Sunken boats and the man who studied them are subject of free NYS Military Museum talk on Feb. 29
SARATOGA SPRINGS, NY (02/21/2020) (readMedia)-- The history of French and Indian War boats deliberately sunk in Lake George, and the man who first investigated them in the 1960s, will be the subject of a free talk at the New York State Military Museum in Saratoga Springs on Saturday, Feb. 29.
The talk, by marine archeologist Joseph W. Zarznyski, takes place at 2 p.m.
Zarznyski, a retired teacher living in Wilton and the former director of Bateaux Below, Inc., a not-for-profit corporation that studied shipwrecks in Lake George, will talk about Robert Bruce Inverarity who first studied the sunken boats.

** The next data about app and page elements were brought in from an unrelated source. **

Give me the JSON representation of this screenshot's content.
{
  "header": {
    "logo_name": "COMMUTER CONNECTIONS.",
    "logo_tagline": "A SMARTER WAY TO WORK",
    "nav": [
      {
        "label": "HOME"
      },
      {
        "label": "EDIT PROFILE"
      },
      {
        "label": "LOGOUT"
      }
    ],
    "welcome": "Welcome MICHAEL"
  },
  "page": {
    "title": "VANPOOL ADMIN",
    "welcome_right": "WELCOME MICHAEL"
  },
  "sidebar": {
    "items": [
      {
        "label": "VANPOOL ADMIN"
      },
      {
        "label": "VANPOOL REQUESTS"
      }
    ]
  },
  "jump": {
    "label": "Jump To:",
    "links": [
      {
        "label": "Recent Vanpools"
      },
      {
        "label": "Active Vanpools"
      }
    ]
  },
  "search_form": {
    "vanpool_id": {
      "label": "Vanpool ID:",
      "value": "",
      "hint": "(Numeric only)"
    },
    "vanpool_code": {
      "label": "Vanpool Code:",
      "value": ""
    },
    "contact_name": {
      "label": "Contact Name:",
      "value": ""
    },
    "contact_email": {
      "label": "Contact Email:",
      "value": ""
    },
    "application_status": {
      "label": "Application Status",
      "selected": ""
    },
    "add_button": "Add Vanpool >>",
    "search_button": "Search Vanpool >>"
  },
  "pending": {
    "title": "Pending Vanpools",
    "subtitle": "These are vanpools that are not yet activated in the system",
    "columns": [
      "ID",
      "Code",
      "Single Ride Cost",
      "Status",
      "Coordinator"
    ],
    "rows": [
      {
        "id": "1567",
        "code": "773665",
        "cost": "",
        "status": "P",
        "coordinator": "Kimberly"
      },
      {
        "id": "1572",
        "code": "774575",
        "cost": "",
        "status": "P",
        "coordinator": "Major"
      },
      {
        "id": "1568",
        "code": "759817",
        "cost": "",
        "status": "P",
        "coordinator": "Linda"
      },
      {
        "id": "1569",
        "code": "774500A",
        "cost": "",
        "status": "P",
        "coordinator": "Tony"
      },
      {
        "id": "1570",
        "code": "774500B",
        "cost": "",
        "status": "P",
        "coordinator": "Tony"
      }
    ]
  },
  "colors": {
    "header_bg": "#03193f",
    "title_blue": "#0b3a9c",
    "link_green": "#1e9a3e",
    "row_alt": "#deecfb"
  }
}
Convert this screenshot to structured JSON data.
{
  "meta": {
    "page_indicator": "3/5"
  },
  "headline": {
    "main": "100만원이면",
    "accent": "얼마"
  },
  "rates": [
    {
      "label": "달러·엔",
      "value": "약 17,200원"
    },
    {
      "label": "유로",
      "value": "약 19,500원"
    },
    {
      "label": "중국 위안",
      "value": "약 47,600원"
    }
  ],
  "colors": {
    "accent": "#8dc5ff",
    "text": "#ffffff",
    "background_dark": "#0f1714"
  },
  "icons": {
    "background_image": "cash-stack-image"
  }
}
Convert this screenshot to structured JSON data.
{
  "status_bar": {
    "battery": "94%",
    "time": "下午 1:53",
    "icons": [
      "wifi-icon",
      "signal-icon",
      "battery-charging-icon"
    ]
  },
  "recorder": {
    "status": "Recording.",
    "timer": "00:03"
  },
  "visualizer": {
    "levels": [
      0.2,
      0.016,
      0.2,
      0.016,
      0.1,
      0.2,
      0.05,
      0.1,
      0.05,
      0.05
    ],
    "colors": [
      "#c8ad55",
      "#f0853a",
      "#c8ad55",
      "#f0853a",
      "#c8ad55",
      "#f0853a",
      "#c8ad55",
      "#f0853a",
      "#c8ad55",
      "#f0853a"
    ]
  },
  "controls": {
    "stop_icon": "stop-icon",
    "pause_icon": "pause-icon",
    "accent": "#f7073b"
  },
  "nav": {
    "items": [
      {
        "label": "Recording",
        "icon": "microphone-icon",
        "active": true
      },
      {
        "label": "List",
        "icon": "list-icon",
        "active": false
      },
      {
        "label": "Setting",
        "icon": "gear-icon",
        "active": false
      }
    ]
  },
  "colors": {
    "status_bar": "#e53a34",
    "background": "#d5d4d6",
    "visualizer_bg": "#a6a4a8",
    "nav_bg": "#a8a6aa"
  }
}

The talk is based on a chapter in Zarznyski's new book "Ghost Fleet Awakened--Lake George's Sunken Bateaux of 1758."
Inverarity, who was born in 1909 and died in 1999, studied indigenous coastal tribes of the Pacific Northwest before becoming an illustrator and naval camouflage specialist for the U.S. Navy during World War II. He later was director of the Museum of International Folk Art in Santa Fe, New Mexico and then director of the Adirondack Museum in Blue Mountain Lake, New York, from 1954 to 1965.
While at the Adirondack Museum Inverarity spearheaded "Operation Bateaux" (1960-1965) at Lake George, one of the first professionally conducted underwater archaeological studies of shipwrecks in America. The project that studied British sunken vessels called bateaux from the French & Indian War.
These colonial shipwrecks in, first found in 1960, were dubbed the "Ghost Fleet. Inverarity became the first maritime archaeologist to employ closed circuit television to help direct U.S. Navy and civilian divers in the recovery of a colonial bateau shipwreck at Lake George.
Over 260 boats, known by the French term bateau (bateaux is the plural), were sunk on purpose by the British Army in the fall of 1758. With winter coming and the lake freezing, the British wanted to store the boats for use in the spring of 1759. But storing them on the shore meant that they could be damaged by the weather and French raiders on snowshoes could burn them.
So the boats were purposely sunk to the bottom of the lake. In 1759 most of the purposely sunken boats were raised, but some were not. These were the boats found in 1960.
Copies of Zarznyski's new book, which outlines all of this history and the use of the boats during the period, will be available for purchase.
The New York State Military Museum is located at 61 Lake Avenue in Saratoga Springs. The talk is one of a series that are taking place on weekends in February and March.
Page Last Modified: Feb 24, 2020